Answer with a single number stating how many lines of the entries below include the string "icon".

DATA below:

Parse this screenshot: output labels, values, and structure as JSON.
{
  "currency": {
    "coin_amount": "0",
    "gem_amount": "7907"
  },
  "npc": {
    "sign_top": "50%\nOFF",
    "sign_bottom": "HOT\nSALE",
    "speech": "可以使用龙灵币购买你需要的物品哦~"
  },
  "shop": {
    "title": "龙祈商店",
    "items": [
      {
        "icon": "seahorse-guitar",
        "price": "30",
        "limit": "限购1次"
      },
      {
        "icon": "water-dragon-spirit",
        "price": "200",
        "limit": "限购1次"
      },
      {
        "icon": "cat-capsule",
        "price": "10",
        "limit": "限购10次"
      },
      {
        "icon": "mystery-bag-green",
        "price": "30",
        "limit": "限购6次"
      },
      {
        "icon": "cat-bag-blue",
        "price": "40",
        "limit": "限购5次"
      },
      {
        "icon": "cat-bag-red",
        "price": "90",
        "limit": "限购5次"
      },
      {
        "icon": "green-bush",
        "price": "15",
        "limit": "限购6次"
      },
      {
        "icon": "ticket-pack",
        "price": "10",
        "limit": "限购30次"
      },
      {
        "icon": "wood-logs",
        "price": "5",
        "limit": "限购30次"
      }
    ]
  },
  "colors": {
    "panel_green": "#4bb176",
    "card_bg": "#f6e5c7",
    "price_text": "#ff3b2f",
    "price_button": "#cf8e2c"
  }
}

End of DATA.

§ RESPONSE BELOW: 9